Finally, about 2008, it’s tough to say who will do what but if the Democrats trot out Hillary and Obama, they will likely keep most of the pseudo-lefties in the corral. But, if you told me in 2000 that Nader’s base would become rabidly pro-Democrat, I’d call you crazy. As Neils Bohr said, it’s tough to make predictions…especially about the future.
Question: Given the culpability of the Democratic Party in sanctioning atrocities throughout US history, what if we started working now to organize an inclusive left political party that could serve as a counterweight to the Democrats? In four years, it could be a major force and one that the Zinns and Chomskys and Parentis could not so easily dismiss, don’t you think?
Mickey Z.: I’m sure the Holy Trinity (just kidding, guys) would gladly support a “real” third party but they’d also likely see it as a tiny step in the right direction… and it’s hard to argue with that. We need all the tiny steps we can take but we must be very, very cautious not to mistake tiny steps for giant breakthroughs.
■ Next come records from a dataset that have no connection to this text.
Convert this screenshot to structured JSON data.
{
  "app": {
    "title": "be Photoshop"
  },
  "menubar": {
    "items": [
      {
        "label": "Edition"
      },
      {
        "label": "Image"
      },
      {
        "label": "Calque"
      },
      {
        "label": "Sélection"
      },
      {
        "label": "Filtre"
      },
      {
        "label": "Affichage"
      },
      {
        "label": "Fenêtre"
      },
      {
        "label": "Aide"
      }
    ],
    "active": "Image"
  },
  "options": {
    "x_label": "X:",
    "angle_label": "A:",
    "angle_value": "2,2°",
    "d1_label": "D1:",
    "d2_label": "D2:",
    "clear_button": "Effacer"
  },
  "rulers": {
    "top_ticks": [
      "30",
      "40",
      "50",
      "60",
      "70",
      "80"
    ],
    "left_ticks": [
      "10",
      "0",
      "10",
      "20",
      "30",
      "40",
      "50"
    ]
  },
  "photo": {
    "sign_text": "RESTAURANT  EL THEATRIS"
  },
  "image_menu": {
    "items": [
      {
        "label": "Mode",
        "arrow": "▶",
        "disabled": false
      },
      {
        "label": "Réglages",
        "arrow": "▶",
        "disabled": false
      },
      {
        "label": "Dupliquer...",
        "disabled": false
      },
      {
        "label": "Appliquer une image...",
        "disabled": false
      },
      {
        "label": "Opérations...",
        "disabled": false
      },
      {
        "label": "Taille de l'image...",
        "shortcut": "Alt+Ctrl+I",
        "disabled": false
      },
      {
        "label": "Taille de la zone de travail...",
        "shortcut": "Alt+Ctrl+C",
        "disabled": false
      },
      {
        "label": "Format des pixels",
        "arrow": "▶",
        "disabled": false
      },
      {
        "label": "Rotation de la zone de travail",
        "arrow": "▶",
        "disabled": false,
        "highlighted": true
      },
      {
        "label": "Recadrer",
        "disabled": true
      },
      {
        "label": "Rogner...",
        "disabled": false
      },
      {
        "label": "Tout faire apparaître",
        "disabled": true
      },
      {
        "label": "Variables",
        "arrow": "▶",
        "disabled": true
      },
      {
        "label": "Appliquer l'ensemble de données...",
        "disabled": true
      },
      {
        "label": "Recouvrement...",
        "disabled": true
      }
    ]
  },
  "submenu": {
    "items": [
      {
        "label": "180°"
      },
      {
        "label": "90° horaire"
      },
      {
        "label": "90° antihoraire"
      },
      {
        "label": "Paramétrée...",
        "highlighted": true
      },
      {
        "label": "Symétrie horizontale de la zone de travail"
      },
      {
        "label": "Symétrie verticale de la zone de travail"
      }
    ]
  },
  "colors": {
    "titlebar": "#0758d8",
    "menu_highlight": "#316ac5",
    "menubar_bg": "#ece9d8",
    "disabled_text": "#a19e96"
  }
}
Each step adds up but no one should kid themselves… it’s a long journey.
Even in the face of urgent issues, dissent is a marathon… not a sprint. Activism is not about hating one man or even one party… it is holistic. The twenty-somethings making clever Dick and Bush jokes may cultivate a more nuanced understanding of the “system” one day but, sadly, many (most?) will lose faith and focus… Many will embrace compromise and denial. Carrying a sign when you’re 21 rarely translates to remaining steadfast into your 40s…and beyond. It comes back to my patience/urgency ratio.
Question: You’re a regular contributor to vegetarian and health-related publications. How can making changes in our personal lifestyles have any noticeable impact on our fellow animals, the environment and the sustainability of our world when we’re only one person and everyone else seems to be ignoring the harm their lifestyle choices are causing?
Mickey Z.: People are always asking me for direct action ideas… and I really wish I had viable suggestions. The best I can offer from my experience is this: Immediately and directly, we can each commence the reinvention of our everyday lives and challenge the cookie-cutter formulas force-fed to us from cradle to grave.
We can disobey. We don’t have to eat their food (a vegan commits direct action three or four times a day) or worship their god or fully accept their government.
We also don’t have to visit their doctors or take their medicines or use their deodorants, colognes, toothpaste, and toxic products of all kinds; we don’t need their accepted academic credentials or their cars, SUVs, and other death machines.
We can say no to engaging in conspicuous consumption, creating unnecessary waste, or purchasing items made by slave or sweatshop labor.
This simple strategy is far more menacing and radical—and deceptively effective—than it first appears. If more of us were to embrace such basic lifestyle changes, the corporate commodity culture would not only be seriously challenged… but more and more Americans would become receptive to new ideas through the motivating power of example. In the words of Thich Nhat Hanh: “Do not accumulate wealth while millions are hungry. Live simply.”
In a 21st century white supremacist capitalist patriarchy like this, lifestyle choices are more powerful and important than voting choices…and challenging the power structure in this manner is a revolutionary act.
Che Guevara said, “Let me say, at the risk of seeming ridiculous, that the true revolutionary is guided by great feelings of love.” If he was right, well comrades, it’s time to show the world some love.
Mark Hand is editor of Press Action.
Posted in accordance with Title 17, Section 107, US Code, for noncommercial, educaitonal purposes.